Though Mitchell wanted to attend art school, her father insisted she have a more traditional education. Thus, Mitchell began college at Smith in 1942. Two years later, she transferred to the School of the Art Institute of Chicago to complete her degree. She then received an MFA from the School of the Art Institute of Chicago in 1950.
Mitchell married high school classmate Barnet Rosset, Jr. in 1949. Mitchell encouraged Rosset to found Grove Press, a successful mid-century publisher. The two separated in 1951, and the marriage ended in divorce in 1952, though Mitchell remained friends with Rosset all her life.
Mitchell began traveling to Paris in 1955 and moved there in 1959 to live with Jean-Paul Riopelle, a Canadian abstract artist with whom she had a sporadic and drawn-out twenty-five year affair. Paris became Mitchell’s second home, and she purchased a cottage just north of Paris with the money she inherited after her mother’s death in 1967. Her relationship with France was reciprocated, as she was the first woman to have a solo show at the Musée d’Art Moderne de la Ville de Paris in 1982, received the title of Commandeur des Arts et Lettres by the French Ministry of Culture, and was awarded Le Grand Prix des Arts de la Ville de Paris in painting in 1991.
True to the character she developed during her long tenure as a champion athlete, Mitchell exhibited a toughness that her father would have disparaged as un-ladylike, but which may have been essential to the milieu in which she operated. Mitchell drank, smoked, swore, and hung around in bars, and while not befitting a high-society lady in Chicago, this attitude served Mitchell well: she was one of a handful of female members of the Eighth Street Club, an iconic grouping of downtown artists in 1950s New York.
The first hint of critical success came in 1957, when Mitchell was featured in ArtNews’s “....Paints a Picture” column. “Mitchell Paints a Picture,” written by prominent critic Irving Sandler, profiled the artist for the major magazine.
In 1961, Russell Mitchell Gallery staged the first major exhibition of Mitchell’s work, and in 1972 she was recognized with her first major museum show, at the Everson Museum of Art in Syracuse, NY. Soon after, in 1974, she was given a show at New York’s Whitney Museum, thus cementing her legacy.
The last decade of Mitchell’s life saw continued critical success. A life-long smoker, Joan Mitchell died of lung cancer in Paris at the age of 67 in 1992.
Mitchell’s work was by no means conventional, as she frequently used her fingers, rags, and other instruments she had lying around to apply paint to her canvas. The result is an impactful emotional encounter with her canvases, though Mitchell was often reticent to describe what emotions she was feeling at the painting’s inception and why.
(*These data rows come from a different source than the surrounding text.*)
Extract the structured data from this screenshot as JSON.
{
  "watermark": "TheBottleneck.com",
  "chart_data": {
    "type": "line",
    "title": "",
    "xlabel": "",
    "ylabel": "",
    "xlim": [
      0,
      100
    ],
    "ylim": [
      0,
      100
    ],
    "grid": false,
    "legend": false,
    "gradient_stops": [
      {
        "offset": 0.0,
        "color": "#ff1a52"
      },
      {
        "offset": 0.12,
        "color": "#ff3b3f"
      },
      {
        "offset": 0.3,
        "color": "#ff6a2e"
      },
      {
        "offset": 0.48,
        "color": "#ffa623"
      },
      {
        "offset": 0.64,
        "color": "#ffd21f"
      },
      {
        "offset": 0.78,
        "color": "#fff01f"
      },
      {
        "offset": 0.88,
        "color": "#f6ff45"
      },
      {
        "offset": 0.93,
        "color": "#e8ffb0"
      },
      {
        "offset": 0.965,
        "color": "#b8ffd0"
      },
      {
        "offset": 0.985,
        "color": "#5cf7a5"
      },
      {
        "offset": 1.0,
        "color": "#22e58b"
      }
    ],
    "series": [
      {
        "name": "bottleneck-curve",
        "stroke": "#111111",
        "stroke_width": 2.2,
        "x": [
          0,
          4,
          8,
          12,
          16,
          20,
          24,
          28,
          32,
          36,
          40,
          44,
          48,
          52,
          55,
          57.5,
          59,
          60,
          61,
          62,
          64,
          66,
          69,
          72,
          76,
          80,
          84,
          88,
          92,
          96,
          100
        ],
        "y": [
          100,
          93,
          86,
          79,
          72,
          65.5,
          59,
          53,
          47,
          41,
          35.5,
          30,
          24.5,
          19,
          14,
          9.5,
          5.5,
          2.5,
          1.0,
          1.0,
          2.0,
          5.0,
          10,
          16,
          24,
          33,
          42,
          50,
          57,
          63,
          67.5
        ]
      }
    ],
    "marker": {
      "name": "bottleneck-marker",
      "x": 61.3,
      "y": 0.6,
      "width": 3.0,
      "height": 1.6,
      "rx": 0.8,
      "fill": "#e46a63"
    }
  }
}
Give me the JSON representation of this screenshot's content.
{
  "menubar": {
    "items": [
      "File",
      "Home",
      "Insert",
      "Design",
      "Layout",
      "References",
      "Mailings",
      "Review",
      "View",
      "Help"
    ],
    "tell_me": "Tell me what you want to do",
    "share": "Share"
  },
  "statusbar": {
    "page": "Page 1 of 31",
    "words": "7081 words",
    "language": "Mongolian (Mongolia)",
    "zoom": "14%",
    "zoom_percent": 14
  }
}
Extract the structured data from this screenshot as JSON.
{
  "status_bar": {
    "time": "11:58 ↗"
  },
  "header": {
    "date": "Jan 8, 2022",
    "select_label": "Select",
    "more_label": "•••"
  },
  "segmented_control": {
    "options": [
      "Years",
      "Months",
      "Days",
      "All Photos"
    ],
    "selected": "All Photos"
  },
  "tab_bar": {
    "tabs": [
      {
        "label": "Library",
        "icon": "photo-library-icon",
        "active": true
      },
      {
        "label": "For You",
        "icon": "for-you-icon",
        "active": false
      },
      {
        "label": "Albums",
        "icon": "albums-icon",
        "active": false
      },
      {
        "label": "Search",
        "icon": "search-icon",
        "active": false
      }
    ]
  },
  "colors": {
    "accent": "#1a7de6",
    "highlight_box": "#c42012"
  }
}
Mitchell is often labeled as an Abstract Expressionist, but she deviated from stereotypes of the movement in her deliberateness and distance from her work. She began a canvas not by emotional impulse as her forefathers Pollock and Kline may have, but rather worked from a preconceived mental image. Listening to classical music as she worked, she would regard her work in progress from a distance in order to monitor its progress. Far from the canvas as “arena,” a term coined by critic Harold Rosenberg in reference to the Abstract Expressionists, Mitchell’s process reveals the premeditated vision she had for her work.